▶ PROBLEM:
Output must match the records, character for character.

[Page and application data records]
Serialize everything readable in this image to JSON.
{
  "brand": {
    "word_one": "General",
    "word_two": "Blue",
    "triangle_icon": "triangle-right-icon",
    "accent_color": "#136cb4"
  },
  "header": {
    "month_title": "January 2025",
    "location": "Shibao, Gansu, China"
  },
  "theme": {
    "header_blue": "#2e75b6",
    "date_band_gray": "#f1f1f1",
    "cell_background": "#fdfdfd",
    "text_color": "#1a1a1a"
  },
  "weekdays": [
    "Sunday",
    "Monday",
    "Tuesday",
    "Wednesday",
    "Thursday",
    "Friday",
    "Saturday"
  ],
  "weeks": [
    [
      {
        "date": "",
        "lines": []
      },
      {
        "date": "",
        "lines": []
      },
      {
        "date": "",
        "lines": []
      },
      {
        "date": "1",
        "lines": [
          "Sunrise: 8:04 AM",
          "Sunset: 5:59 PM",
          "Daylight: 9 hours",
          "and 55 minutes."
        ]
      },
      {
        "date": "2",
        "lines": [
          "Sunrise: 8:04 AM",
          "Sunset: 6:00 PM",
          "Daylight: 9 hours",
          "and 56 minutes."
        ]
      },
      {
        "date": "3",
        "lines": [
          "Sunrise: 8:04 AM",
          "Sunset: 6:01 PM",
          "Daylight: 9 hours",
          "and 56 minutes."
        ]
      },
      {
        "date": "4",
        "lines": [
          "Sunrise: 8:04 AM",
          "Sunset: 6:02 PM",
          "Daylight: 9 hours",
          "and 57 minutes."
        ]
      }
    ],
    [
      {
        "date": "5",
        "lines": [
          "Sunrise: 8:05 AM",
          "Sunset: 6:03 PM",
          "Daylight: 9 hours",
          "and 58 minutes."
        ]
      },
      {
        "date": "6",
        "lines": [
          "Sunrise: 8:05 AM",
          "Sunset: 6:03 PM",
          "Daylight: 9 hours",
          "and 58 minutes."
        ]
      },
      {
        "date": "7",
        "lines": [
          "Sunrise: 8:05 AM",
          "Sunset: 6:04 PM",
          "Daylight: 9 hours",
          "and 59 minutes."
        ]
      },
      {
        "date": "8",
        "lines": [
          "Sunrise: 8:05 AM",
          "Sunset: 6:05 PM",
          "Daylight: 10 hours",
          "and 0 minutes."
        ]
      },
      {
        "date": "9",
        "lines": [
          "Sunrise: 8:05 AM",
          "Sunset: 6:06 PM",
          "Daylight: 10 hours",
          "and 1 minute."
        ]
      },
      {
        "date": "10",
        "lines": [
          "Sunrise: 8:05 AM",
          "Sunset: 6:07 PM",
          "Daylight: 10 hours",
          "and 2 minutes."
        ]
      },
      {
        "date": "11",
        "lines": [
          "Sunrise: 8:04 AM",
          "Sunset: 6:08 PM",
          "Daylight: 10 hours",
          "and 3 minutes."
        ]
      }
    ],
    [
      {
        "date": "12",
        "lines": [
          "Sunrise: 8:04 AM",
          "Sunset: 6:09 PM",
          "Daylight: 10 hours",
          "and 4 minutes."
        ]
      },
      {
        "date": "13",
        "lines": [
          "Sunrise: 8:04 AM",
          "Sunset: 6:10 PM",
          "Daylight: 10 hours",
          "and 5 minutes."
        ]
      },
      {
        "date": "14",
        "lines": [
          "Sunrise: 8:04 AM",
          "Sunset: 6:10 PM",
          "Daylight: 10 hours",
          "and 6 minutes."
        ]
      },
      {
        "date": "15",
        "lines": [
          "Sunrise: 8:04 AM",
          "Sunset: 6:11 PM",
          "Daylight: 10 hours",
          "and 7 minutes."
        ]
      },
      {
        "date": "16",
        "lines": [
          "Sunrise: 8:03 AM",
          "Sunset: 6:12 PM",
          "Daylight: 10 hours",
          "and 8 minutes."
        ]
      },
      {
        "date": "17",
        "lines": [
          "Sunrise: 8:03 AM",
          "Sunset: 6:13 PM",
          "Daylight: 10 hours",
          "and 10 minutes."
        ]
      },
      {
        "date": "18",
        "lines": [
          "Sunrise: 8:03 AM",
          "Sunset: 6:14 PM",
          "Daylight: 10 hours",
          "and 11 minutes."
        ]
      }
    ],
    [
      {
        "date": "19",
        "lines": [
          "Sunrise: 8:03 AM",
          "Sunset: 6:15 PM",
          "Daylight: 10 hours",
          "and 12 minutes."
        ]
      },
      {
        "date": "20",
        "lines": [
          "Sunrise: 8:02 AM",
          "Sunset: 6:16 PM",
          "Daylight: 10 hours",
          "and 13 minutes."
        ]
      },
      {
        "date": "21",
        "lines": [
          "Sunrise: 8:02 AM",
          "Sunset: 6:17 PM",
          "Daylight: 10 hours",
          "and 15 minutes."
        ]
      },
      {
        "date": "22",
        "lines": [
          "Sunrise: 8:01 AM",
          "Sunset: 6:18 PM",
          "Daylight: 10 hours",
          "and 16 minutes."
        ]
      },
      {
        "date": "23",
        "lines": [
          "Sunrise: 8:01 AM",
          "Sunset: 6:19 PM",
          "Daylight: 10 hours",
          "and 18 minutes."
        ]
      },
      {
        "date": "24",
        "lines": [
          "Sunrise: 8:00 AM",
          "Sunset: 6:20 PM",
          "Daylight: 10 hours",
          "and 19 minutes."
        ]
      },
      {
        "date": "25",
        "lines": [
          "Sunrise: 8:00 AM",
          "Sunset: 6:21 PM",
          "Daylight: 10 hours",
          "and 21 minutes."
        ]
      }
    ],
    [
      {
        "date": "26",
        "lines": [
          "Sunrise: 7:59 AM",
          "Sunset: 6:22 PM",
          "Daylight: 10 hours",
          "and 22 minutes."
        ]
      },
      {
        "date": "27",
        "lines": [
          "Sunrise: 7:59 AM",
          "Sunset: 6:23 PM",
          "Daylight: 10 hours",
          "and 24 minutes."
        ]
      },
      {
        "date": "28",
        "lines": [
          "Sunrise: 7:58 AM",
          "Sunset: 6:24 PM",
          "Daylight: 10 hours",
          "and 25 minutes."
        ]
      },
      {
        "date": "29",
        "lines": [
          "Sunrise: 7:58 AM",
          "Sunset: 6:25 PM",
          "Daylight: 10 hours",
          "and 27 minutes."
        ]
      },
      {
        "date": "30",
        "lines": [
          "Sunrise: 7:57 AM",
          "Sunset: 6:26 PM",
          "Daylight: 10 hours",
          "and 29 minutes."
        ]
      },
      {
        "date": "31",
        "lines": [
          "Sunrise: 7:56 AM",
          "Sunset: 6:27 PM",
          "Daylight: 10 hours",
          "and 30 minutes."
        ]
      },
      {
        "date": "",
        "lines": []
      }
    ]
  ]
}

▶ OUTPUT OF THE TASK:
Serialize everything readable in this image to JSON.
{
  "brand": {
    "word_one": "General",
    "word_two": "Blue",
    "triangle_icon": "triangle-right-icon",
    "accent_color": "#136cb4"
  },
  "header": {
    "month_title": "January 2025",
    "location": "Shibao, Gansu, China"
  },
  "theme": {
    "header_blue": "#2e75b6",
    "date_band_gray": "#f1f1f1",
    "cell_background": "#fdfdfd",
    "text_color": "#1a1a1a"
  },
  "weekdays": [
    "Sunday",
    "Monday",
    "Tuesday",
    "Wednesday",
    "Thursday",
    "Friday",
    "Saturday"
  ],
  "weeks": [
    [
      {
        "date": "",
        "lines": []
      },
      {
        "date": "",
        "lines": []
      },
      {
        "date": "",
        "lines": []
      },
      {
        "date": "1",
        "lines": [
          "Sunrise: 8:04 AM",
          "Sunset: 5:59 PM",
          "Daylight: 9 hours",
          "and 55 minutes."
        ]
      },
      {
        "date": "2",
        "lines": [
          "Sunrise: 8:04 AM",
          "Sunset: 6:00 PM",
          "Daylight: 9 hours",
          "and 56 minutes."
        ]
      },
      {
        "date": "3",
        "lines": [
          "Sunrise: 8:04 AM",
          "Sunset: 6:01 PM",
          "Daylight: 9 hours",
          "and 56 minutes."
        ]
      },
      {
        "date": "4",
        "lines": [
          "Sunrise: 8:04 AM",
          "Sunset: 6:02 PM",
          "Daylight: 9 hours",
          "and 57 minutes."
        ]
      }
    ],
    [
      {
        "date": "5",
        "lines": [
          "Sunrise: 8:05 AM",
          "Sunset: 6:03 PM",
          "Daylight: 9 hours",
          "and 58 minutes."
        ]
      },
      {
        "date": "6",
        "lines": [
          "Sunrise: 8:05 AM",
          "Sunset: 6:03 PM",
          "Daylight: 9 hours",
          "and 58 minutes."
        ]
      },
      {
        "date": "7",
        "lines": [
          "Sunrise: 8:05 AM",
          "Sunset: 6:04 PM",
          "Daylight: 9 hours",
          "and 59 minutes."
        ]
      },
      {
        "date": "8",
        "lines": [
          "Sunrise: 8:05 AM",
          "Sunset: 6:05 PM",
          "Daylight: 10 hours",
          "and 0 minutes."
        ]
      },
      {
        "date": "9",
        "lines": [
          "Sunrise: 8:05 AM",
          "Sunset: 6:06 PM",
          "Daylight: 10 hours",
          "and 1 minute."
        ]
      },
      {
        "date": "10",
        "lines": [
          "Sunrise: 8:05 AM",
          "Sunset: 6:07 PM",
          "Daylight: 10 hours",
          "and 2 minutes."
        ]
      },
      {
        "date": "11",
        "lines": [
          "Sunrise: 8:04 AM",
          "Sunset: 6:08 PM",
          "Daylight: 10 hours",
          "and 3 minutes."
        ]
      }
    ],
    [
      {
        "date": "12",
        "lines": [
          "Sunrise: 8:04 AM",
          "Sunset: 6:09 PM",
          "Daylight: 10 hours",
          "and 4 minutes."
        ]
      },
      {
        "date": "13",
        "lines": [
          "Sunrise: 8:04 AM",
          "Sunset: 6:10 PM",
          "Daylight: 10 hours",
          "and 5 minutes."
        ]
      },
      {
        "date": "14",
        "lines": [
          "Sunrise: 8:04 AM",
          "Sunset: 6:10 PM",
          "Daylight: 10 hours",
          "and 6 minutes."
        ]
      },
      {
        "date": "15",
        "lines": [
          "Sunrise: 8:04 AM",
          "Sunset: 6:11 PM",
          "Daylight: 10 hours",
          "and 7 minutes."
        ]
      },
      {
        "date": "16",
        "lines": [
          "Sunrise: 8:03 AM",
          "Sunset: 6:12 PM",
          "Daylight: 10 hours",
          "and 8 minutes."
        ]
      },
      {
        "date": "17",
        "lines": [
          "Sunrise: 8:03 AM",
          "Sunset: 6:13 PM",
          "Daylight: 10 hours",
          "and 10 minutes."
        ]
      },
      {
        "date": "18",
        "lines": [
          "Sunrise: 8:03 AM",
          "Sunset: 6:14 PM",
          "Daylight: 10 hours",
          "and 11 minutes."
        ]
      }
    ],
    [
      {
        "date": "19",
        "lines": [
          "Sunrise: 8:03 AM",
          "Sunset: 6:15 PM",
          "Daylight: 10 hours",
          "and 12 minutes."
        ]
      },
      {
        "date": "20",
        "lines": [
          "Sunrise: 8:02 AM",
          "Sunset: 6:16 PM",
          "Daylight: 10 hours",
          "and 13 minutes."
        ]
      },
      {
        "date": "21",
        "lines": [
          "Sunrise: 8:02 AM",
          "Sunset: 6:17 PM",
          "Daylight: 10 hours",
          "and 15 minutes."
        ]
      },
      {
        "date": "22",
        "lines": [
          "Sunrise: 8:01 AM",
          "Sunset: 6:18 PM",
          "Daylight: 10 hours",
          "and 16 minutes."
        ]
      },
      {
        "date": "23",
        "lines": [
          "Sunrise: 8:01 AM",
          "Sunset: 6:19 PM",
          "Daylight: 10 hours",
          "and 18 minutes."
        ]
      },
      {
        "date": "24",
        "lines": [
          "Sunrise: 8:00 AM",
          "Sunset: 6:20 PM",
          "Daylight: 10 hours",
          "and 19 minutes."
        ]
      },
      {
        "date": "25",
        "lines": [
          "Sunrise: 8:00 AM",
          "Sunset: 6:21 PM",
          "Daylight: 10 hours",
          "and 21 minutes."
        ]
      }
    ],
    [
      {
        "date": "26",
        "lines": [
          "Sunrise: 7:59 AM",
          "Sunset: 6:22 PM",
          "Daylight: 10 hours",
          "and 22 minutes."
        ]
      },
      {
        "date": "27",
        "lines": [
          "Sunrise: 7:59 AM",
          "Sunset: 6:23 PM",
          "Daylight: 10 hours",
          "and 24 minutes."
        ]
      },
      {
        "date": "28",
        "lines": [
          "Sunrise: 7:58 AM",
          "Sunset: 6:24 PM",
          "Daylight: 10 hours",
          "and 25 minutes."
        ]
      },
      {
        "date": "29",
        "lines": [
          "Sunrise: 7:58 AM",
          "Sunset: 6:25 PM",
          "Daylight: 10 hours",
          "and 27 minutes."
        ]
      },
      {
        "date": "30",
        "lines": [
          "Sunrise: 7:57 AM",
          "Sunset: 6:26 PM",
          "Daylight: 10 hours",
          "and 29 minutes."
        ]
      },
      {
        "date": "31",
        "lines": [
          "Sunrise: 7:56 AM",
          "Sunset: 6:27 PM",
          "Daylight: 10 hours",
          "and 30 minutes."
        ]
      },
      {
        "date": "",
        "lines": []
      }
    ]
  ]
}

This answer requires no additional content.